clear about the matter and expressed their concern. Their reservations were
caused by their unawareness to the whole scheme. As soon as they became
aware of the scheme, they accepted and praised God’s wisdom and knowledge.
On the contrary, Satan opposed the scheme and refused to obey God only
because of his pride and conceit. He thought that he was superior to man
since he was made of fire, and that why should he bow before Adam who was
made of clay. This role of Satan was similar to the one adopted by the Jews
with regard to the Prophet (sws).
As far as the ‘names’ referred to in 2:30 are concerned, there are three
viewpoints regarding the nature of these names. Some scholars maintain that
these were the names of each and everything found in this world; others
opine that these were the name of the angels and yet another group says that
they were the names of the progeny of Adam.
The first two viewpoints are hardly tenable. The third one seems to be the
most plausible on the following grounds:
1. The use of alif lām on the word ‘اسماء’ (asmā:
names) leads to the conclusion.
2. The pronoun used for these ‘names’ ‘هم’ (hum:
they) is mostly used beings who possess the faculty of reasoning like humans
and the jinn etc.
3. The context shows that Allah is responding to the argument taken by the
angels. The angels had objected to creating such beings as were granted the

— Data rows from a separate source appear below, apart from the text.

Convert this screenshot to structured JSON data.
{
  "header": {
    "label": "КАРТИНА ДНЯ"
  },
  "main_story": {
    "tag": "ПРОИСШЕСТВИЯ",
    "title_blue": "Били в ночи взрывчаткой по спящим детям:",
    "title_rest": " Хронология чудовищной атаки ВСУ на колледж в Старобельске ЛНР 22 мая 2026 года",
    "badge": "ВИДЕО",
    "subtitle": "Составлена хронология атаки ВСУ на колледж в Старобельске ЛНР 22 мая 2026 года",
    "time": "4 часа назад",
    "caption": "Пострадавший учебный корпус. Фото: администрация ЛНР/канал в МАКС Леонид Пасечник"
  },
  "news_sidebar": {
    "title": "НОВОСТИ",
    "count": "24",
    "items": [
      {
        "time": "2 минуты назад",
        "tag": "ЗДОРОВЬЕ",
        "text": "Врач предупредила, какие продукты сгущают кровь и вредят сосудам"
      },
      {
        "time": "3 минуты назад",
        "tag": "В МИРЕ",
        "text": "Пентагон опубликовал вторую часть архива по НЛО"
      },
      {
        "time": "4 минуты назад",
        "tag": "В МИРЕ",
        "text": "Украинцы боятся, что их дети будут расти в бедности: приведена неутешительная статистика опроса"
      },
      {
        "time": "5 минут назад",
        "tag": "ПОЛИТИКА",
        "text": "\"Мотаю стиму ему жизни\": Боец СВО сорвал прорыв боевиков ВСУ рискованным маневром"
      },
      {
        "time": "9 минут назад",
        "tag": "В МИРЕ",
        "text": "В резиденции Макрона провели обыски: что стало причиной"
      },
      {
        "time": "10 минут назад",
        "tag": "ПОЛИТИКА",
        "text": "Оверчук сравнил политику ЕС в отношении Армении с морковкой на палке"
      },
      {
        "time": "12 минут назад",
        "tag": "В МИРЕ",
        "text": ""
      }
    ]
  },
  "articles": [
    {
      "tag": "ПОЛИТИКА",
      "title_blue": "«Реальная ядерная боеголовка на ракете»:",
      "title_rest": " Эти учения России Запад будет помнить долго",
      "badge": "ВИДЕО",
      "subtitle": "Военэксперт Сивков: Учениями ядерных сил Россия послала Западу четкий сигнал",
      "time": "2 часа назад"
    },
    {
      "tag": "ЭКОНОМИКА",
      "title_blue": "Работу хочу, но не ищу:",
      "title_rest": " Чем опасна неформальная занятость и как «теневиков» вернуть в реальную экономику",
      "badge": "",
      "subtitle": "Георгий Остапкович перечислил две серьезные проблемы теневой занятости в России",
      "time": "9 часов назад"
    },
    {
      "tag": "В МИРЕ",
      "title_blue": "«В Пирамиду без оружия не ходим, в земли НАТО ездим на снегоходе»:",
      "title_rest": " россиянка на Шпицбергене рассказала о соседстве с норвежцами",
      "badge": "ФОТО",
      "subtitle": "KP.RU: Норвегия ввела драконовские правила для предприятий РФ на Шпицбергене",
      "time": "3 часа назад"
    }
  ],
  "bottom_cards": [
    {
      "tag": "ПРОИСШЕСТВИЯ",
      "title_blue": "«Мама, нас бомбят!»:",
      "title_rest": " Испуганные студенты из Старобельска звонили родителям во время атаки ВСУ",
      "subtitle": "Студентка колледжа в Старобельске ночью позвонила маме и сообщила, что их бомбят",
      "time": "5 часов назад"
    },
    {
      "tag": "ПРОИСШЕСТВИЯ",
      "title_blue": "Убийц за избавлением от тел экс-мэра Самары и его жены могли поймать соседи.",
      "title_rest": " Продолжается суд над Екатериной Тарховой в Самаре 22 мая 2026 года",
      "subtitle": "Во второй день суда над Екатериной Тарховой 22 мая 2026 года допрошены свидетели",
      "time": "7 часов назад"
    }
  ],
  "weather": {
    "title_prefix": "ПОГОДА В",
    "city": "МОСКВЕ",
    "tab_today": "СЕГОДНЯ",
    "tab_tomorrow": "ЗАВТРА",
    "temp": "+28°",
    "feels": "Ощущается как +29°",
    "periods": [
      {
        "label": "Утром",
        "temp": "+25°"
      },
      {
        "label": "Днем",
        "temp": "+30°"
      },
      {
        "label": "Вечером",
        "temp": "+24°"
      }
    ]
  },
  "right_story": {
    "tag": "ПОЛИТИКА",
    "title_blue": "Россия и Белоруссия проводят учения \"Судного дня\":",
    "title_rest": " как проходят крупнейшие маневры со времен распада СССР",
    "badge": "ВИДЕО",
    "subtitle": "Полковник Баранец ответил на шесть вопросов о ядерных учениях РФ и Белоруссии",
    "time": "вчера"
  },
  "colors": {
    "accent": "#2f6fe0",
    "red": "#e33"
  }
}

freedom to exercise their will. They thought that such a creation would
create bloodshed and other evils on the earth. In order to satisfy the
Angels, the Almighty presented the names of people from among the progeny of
Adam who would turn out to be pious and godly.
From the attributes of the angels given in the Holy Qur’ān, it can be safely
concluded that the angels possess the faculty of reasoning and have the
freedom to exercise their will. Had they not had any freedom of choice, they
would not have been tested on occasions like prostrating before Adam. The
difference between angels and men is that the Angels live in the presence of
God and help in implementing His will whenever they are ordered to while
human beings are neither exposed to the Almighty in such a manner and
neither act as the implementers of His will in the manner the Angels are.
The world Jannah in the referred to verses does not imply Paradise, which is
the abode of the righteous in the Hereafter. In fact the portrait the Qur’ān
draws of Jannah tells us that it is something to be created at some time in
the future. The word Jannah is used here in the literal sense and means ‘a
garden’. It is obvious from the Qur’ānic verse ‘I have ordained to create a
person vicegerent on Earth’ that the Almighty had decided to create man and
send him on earth regardless of other details.